Kovacs Mihaly (1724-1779), also known as Michael Fabrizy de Kovats, earned his place in United States history by commanding American cavalry forces in the Revolutionary War. After successfully leading troops in Hungary’s Pugachev revolution of 1772-1774, de Kovats went to France. He met with Benjamin Franklin, who was then stationed in Paris campaigning for aid against the British crown, and sent word to George Washington that he wished to contribute to the American Revolutionary effort.

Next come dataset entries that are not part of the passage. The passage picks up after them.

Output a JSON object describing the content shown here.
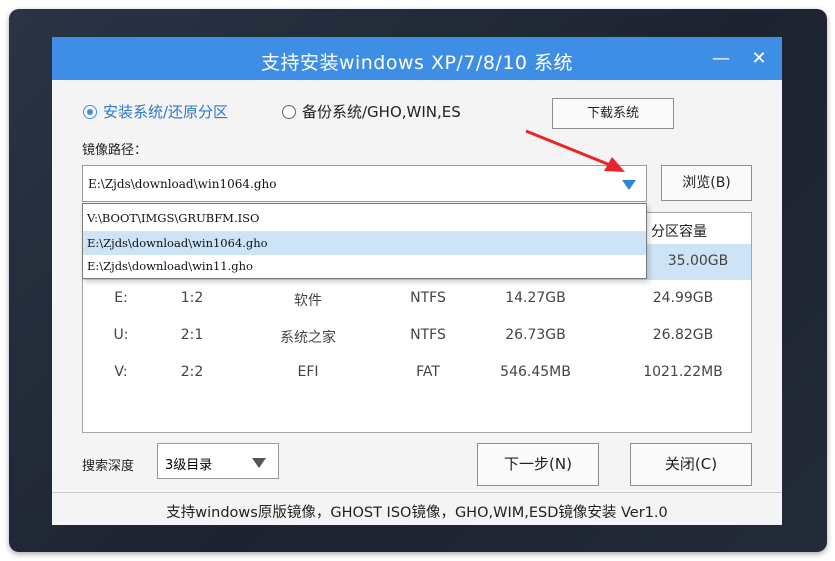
{
  "window": {
    "title": "支持安装windows XP/7/8/10 系统",
    "minimize_label": "—",
    "close_label": "✕"
  },
  "mode": {
    "option1_label": "安装系统/还原分区",
    "option2_label": "备份系统/GHO,WIN,ES",
    "selected": "option1",
    "download_button_label": "下载系统"
  },
  "image_path": {
    "label": "镜像路径：",
    "value": "E:\\Zjds\\download\\win1064.gho",
    "browse_button_label": "浏览(B)",
    "options": [
      "V:\\BOOT\\IMGS\\GRUBFM.ISO",
      "E:\\Zjds\\download\\win1064.gho",
      "E:\\Zjds\\download\\win11.gho"
    ],
    "selected_index": 1
  },
  "partition_table": {
    "visible_header": "分区容量",
    "rows": [
      {
        "drive": "",
        "part": "",
        "label": "",
        "fs": "",
        "free": "",
        "capacity": "35.00GB",
        "selected": true
      },
      {
        "drive": "E:",
        "part": "1:2",
        "label": "软件",
        "fs": "NTFS",
        "free": "14.27GB",
        "capacity": "24.99GB"
      },
      {
        "drive": "U:",
        "part": "2:1",
        "label": "系统之家",
        "fs": "NTFS",
        "free": "26.73GB",
        "capacity": "26.82GB"
      },
      {
        "drive": "V:",
        "part": "2:2",
        "label": "EFI",
        "fs": "FAT",
        "free": "546.45MB",
        "capacity": "1021.22MB"
      }
    ]
  },
  "search_depth": {
    "label": "搜索深度",
    "value": "3级目录"
  },
  "actions": {
    "next_label": "下一步(N)",
    "close_label": "关闭(C)"
  },
  "status": {
    "text": "支持windows原版镜像，GHOST ISO镜像，GHO,WIM,ESD镜像安装 Ver1.0"
  },
  "colors": {
    "titlebar": "#3e8ee5",
    "selection": "#cde4f7",
    "annotation_arrow": "#e8262a",
    "dropdown_arrow": "#2f86d8"
  }
}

Born in Karcag, Hungary, the nobleman’s years of commanding experience in the Royal Austro-Hungarian Cavalry, the Prussian Cavalry of Frederick the Great, and in France made de Kovats a prime candidate for revolutionary leadership. Upon his 1777 arrival in the United States, the Congress of the Thirteen Free States awarded de Kovats American citizenship and appointed him Colonel-Commander of the Pulaski Legion, commissioning him to build the first U.S. light cavalry.